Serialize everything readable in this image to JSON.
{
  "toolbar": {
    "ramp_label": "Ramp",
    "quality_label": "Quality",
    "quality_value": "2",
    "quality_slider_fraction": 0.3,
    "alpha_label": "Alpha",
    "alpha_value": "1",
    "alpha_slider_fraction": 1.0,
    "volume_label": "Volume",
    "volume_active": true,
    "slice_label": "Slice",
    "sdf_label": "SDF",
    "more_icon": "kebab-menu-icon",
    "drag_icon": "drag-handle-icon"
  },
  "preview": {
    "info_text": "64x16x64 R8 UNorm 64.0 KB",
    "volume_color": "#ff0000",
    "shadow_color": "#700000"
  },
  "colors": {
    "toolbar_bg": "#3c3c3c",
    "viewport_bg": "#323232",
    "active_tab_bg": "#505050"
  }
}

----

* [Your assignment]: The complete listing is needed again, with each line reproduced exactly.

* [Your solution]:
Serialize everything readable in this image to JSON.
{
  "toolbar": {
    "ramp_label": "Ramp",
    "quality_label": "Quality",
    "quality_value": "2",
    "quality_slider_fraction": 0.3,
    "alpha_label": "Alpha",
    "alpha_value": "1",
    "alpha_slider_fraction": 1.0,
    "volume_label": "Volume",
    "volume_active": true,
    "slice_label": "Slice",
    "sdf_label": "SDF",
    "more_icon": "kebab-menu-icon",
    "drag_icon": "drag-handle-icon"
  },
  "preview": {
    "info_text": "64x16x64 R8 UNorm 64.0 KB",
    "volume_color": "#ff0000",
    "shadow_color": "#700000"
  },
  "colors": {
    "toolbar_bg": "#3c3c3c",
    "viewport_bg": "#323232",
    "active_tab_bg": "#505050"
  }
}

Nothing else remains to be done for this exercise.